Wescott served 12 years in the Royal Air Force. Upon returning home, she worked in publishing for awhile, but education beckoned. Thanks to grants, a student loan and odd jobs cleaning houses and making pizza, coffee, whatever it took, she afforded a degree in English Literature from the University of Edinburgh in Scotland in 2001.

“Once I started along the education path, my parents were firmly in my corner,” she said. “They were fiercely proud.”

Still drawn to university life, Wescott came to the United State to study American Literature at the University of Illinois at Urbana-Champaign, earning her master’s degree there in 2003. As a graduate assistant, she taught a few literature and composition classes.

She then taught for awhile as an adjunct professor at the College of DuPage before becoming a success specialist at NIU in 2012. She recently landed her current position, where she enjoys working directly with students, many of whom are first-generation.

“Don’t be afraid to tell people you’re a first-generation college student,” she tells them. “It’s not a negative mark.

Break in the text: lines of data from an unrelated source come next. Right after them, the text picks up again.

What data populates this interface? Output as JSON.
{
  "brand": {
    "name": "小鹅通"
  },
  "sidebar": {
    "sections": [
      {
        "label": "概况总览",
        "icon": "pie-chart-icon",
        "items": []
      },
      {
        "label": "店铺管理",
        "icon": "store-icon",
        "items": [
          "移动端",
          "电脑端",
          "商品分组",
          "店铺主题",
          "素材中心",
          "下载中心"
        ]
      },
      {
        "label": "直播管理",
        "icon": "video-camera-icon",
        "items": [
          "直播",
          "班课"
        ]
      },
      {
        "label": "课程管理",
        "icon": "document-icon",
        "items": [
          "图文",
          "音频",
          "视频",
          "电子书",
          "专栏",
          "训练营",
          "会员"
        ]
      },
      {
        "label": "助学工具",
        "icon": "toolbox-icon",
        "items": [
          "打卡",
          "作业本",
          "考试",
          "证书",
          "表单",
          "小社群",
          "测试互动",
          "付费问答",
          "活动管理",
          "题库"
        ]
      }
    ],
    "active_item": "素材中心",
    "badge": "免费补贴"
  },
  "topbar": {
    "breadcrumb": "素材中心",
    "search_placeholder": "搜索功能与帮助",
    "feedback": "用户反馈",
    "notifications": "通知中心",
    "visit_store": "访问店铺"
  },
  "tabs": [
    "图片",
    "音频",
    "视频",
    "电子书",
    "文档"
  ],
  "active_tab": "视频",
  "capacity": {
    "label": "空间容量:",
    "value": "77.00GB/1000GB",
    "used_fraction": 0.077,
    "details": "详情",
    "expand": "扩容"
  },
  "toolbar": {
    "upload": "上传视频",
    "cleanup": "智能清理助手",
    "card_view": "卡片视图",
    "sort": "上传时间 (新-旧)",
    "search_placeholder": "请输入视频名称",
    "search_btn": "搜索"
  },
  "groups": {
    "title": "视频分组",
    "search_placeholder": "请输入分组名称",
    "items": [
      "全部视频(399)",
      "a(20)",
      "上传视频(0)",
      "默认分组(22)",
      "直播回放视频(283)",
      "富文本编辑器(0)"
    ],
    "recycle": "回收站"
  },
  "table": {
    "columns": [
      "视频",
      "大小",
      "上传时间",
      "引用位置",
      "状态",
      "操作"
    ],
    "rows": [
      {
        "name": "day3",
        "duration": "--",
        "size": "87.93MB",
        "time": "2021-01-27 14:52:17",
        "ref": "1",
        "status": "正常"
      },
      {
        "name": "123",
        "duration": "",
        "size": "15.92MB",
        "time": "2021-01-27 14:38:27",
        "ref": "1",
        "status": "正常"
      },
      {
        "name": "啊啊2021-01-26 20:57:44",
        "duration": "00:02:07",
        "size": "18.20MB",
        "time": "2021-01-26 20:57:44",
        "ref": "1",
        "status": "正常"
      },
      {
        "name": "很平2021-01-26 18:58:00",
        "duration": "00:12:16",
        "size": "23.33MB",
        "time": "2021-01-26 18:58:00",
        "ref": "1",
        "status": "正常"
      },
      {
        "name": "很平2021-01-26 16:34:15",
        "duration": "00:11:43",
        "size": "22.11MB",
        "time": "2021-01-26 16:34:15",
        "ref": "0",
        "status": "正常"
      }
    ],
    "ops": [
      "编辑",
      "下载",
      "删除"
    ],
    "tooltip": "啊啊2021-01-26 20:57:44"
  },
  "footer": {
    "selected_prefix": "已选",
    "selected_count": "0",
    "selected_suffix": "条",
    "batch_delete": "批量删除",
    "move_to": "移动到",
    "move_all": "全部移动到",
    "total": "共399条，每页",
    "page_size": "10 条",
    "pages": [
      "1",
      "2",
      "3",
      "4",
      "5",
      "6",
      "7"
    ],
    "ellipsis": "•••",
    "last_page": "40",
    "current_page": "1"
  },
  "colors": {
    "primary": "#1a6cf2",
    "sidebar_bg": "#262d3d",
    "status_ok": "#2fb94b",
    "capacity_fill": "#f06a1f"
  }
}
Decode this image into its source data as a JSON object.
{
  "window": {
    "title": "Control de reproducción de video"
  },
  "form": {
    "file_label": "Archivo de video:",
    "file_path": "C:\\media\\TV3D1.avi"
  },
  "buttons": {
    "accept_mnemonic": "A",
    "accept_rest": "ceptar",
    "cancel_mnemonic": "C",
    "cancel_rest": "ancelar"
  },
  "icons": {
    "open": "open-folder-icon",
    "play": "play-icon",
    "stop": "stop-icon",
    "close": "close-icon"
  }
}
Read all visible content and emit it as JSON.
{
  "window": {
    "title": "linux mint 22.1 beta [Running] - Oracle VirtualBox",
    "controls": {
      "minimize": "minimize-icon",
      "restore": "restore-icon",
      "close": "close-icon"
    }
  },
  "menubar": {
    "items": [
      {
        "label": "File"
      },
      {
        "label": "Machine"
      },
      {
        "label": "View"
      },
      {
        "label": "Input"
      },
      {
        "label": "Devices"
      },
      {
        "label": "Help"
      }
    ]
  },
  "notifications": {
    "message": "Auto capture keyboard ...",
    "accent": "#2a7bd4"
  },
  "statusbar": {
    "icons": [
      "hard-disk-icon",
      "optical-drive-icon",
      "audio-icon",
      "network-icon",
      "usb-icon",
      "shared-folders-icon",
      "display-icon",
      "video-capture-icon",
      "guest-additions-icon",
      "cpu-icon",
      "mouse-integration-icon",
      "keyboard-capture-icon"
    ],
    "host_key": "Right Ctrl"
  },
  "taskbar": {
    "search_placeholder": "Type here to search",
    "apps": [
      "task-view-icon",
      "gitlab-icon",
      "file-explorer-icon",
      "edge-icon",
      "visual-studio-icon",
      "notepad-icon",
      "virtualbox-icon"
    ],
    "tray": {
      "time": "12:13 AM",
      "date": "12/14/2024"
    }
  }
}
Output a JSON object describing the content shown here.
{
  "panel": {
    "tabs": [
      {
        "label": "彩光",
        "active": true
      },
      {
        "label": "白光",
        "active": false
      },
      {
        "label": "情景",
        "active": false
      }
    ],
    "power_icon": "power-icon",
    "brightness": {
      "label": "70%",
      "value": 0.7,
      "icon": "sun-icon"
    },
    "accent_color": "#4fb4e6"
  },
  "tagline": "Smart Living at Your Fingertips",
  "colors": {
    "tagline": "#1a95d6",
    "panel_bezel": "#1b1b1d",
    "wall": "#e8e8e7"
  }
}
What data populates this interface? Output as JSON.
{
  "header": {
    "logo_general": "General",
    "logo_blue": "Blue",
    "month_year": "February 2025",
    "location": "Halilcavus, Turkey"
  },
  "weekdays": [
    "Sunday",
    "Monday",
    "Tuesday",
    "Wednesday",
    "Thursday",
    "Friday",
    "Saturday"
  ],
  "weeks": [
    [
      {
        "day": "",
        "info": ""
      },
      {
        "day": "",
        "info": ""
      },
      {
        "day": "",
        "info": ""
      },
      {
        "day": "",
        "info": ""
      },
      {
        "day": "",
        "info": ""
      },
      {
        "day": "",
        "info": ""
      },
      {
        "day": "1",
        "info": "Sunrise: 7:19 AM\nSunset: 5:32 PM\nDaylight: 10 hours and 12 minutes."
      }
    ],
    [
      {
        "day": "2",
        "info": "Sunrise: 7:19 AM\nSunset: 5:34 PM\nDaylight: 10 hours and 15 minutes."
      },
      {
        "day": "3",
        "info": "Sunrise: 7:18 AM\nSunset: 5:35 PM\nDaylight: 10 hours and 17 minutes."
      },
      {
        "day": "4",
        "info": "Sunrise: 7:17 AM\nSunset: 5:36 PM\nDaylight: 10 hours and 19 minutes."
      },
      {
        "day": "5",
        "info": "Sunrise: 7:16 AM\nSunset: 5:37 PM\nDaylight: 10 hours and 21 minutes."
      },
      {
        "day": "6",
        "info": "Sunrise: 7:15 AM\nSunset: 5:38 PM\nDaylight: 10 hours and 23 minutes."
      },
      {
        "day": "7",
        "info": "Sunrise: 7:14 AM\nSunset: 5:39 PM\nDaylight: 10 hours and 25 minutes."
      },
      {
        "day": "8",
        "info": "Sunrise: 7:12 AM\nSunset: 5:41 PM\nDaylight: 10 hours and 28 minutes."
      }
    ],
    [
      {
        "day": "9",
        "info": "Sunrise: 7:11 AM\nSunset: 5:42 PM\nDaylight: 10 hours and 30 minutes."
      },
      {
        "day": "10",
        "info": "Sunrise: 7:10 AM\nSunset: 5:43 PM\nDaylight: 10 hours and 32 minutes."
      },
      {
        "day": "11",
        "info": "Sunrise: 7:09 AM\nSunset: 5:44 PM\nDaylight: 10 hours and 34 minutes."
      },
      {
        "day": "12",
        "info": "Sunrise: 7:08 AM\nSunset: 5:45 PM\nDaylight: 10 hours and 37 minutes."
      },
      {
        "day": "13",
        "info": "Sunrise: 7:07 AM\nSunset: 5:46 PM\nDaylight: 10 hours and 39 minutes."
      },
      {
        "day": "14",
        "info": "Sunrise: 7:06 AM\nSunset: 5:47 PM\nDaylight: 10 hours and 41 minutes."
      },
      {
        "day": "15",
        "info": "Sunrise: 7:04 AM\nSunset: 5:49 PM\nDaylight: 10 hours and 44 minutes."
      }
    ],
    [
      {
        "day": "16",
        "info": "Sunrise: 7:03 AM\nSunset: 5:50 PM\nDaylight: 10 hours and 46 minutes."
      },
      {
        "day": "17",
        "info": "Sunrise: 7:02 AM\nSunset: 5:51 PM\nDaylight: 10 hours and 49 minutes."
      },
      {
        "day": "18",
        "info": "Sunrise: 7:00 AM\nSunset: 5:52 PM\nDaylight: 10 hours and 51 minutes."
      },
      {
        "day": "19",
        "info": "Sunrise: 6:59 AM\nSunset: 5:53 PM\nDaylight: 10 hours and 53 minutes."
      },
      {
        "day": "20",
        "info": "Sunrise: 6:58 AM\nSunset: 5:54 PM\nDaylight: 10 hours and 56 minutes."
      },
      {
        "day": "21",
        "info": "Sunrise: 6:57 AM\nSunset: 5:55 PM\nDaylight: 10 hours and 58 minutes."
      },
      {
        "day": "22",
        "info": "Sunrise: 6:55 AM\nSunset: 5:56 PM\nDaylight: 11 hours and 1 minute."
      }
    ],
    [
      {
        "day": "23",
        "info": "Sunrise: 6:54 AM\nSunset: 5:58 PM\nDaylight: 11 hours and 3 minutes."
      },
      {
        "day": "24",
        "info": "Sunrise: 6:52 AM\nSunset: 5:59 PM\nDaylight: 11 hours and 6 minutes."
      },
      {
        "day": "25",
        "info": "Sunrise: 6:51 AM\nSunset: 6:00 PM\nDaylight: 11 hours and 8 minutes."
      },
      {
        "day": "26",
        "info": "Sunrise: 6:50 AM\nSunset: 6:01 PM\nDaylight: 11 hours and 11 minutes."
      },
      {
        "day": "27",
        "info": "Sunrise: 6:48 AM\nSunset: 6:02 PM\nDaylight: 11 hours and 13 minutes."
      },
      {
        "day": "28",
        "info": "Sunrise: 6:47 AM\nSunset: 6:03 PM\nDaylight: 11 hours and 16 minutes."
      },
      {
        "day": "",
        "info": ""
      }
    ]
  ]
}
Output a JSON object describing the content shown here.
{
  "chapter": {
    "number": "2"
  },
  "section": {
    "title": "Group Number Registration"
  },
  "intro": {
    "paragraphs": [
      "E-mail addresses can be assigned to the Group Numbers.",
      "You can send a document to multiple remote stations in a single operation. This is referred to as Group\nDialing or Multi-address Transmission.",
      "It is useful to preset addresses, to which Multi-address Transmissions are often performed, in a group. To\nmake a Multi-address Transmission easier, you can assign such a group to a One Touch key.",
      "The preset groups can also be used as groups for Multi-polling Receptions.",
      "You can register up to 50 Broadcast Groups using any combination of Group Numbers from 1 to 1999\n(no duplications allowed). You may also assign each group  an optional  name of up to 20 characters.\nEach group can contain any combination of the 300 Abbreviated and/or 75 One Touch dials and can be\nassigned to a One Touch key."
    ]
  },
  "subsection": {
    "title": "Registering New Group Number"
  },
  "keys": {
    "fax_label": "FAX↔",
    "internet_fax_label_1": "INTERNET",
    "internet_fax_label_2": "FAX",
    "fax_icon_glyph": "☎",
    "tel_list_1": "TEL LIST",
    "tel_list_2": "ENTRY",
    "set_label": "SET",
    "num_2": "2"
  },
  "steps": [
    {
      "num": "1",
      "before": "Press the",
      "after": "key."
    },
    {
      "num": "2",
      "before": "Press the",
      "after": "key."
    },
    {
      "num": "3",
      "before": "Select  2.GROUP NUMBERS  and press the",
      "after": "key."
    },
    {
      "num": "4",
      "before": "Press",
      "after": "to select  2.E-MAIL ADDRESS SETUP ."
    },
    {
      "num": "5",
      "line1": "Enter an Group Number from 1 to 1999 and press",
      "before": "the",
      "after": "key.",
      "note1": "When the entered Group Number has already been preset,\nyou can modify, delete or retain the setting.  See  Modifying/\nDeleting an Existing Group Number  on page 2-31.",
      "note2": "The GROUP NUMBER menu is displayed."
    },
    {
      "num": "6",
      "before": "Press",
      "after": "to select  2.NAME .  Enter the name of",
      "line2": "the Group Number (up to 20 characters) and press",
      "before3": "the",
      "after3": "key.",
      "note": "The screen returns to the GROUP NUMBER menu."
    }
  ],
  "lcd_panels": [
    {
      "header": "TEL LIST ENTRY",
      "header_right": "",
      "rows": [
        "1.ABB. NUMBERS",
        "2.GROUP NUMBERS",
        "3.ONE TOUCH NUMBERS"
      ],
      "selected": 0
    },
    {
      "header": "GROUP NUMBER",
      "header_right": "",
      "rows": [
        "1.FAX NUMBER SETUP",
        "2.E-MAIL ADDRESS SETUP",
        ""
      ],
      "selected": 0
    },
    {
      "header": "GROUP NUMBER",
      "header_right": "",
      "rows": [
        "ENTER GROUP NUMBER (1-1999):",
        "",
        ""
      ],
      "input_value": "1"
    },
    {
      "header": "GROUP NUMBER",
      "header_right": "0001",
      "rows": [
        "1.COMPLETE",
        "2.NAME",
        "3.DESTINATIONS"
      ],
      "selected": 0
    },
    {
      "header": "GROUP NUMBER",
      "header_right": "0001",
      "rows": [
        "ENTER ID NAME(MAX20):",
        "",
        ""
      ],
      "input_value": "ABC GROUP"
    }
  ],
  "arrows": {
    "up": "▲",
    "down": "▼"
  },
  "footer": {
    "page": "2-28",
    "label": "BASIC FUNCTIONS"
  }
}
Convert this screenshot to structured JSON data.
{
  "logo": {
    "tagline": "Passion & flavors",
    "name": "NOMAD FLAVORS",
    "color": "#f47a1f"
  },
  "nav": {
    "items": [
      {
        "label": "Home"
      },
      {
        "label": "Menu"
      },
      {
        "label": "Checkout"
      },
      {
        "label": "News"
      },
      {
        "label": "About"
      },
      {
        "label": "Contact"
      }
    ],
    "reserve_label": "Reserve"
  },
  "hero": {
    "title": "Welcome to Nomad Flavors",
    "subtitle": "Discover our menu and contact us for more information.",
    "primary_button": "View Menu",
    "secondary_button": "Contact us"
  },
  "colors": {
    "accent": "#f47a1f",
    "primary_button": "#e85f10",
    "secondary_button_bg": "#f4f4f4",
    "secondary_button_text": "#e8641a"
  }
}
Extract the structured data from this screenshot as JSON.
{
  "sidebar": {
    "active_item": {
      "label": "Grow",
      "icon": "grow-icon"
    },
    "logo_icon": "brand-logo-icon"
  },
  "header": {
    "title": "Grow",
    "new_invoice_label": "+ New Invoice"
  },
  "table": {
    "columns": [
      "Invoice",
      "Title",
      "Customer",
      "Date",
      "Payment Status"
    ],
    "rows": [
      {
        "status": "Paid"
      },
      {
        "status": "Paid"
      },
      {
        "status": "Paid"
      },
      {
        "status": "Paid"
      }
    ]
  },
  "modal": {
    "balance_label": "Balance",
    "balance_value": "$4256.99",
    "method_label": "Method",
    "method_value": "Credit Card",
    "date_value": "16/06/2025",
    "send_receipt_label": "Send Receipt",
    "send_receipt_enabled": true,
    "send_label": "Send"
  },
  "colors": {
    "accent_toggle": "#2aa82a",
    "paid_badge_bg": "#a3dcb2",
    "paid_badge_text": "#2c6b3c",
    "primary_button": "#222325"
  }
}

It’s a great thing, and people want to help you succeed.”

They often feel added pressures. Many juggle family responsibilities with college. They feel like they should be working to support their families.

“They see their family making a lot of sacrifices or being really stressed out by the financing and paperwork and how the billing works,” Wescott said. “They feel the weight: ‘I’ve got to get through in four years because it’s a lot of money.’”

Wescott assures them it’s worth the investment, to take their time, be open-minded and enjoy the experience.

View your first-generation perspective as a strength, she tells them. You’ll have a lot to offer as a future mentor. You’re an asset at NIU.

“We’re richer for having them here,” she said.

Enjoy food, music and giveaways and hear stories about the personal experiences of those who were the first in their families to attend four-year colleges at Welcome Events on Sept. 4 and 5 at Founders Memorial Library.

Learn about the resources available here, including the Breaking Barriers bi-weekly support group for first-generation college students, the Mentoring Valuable Peers program, future career events, supportive and accessible NIU policies, financial aid and scholarship information and more.

Are you a first-generation faculty or staff member? Drop in to a Welcome Event and take home a laminated “I am a first gen college graduate” door decoration to put in your office. Let first-generation college students know they’re not alone and support is available.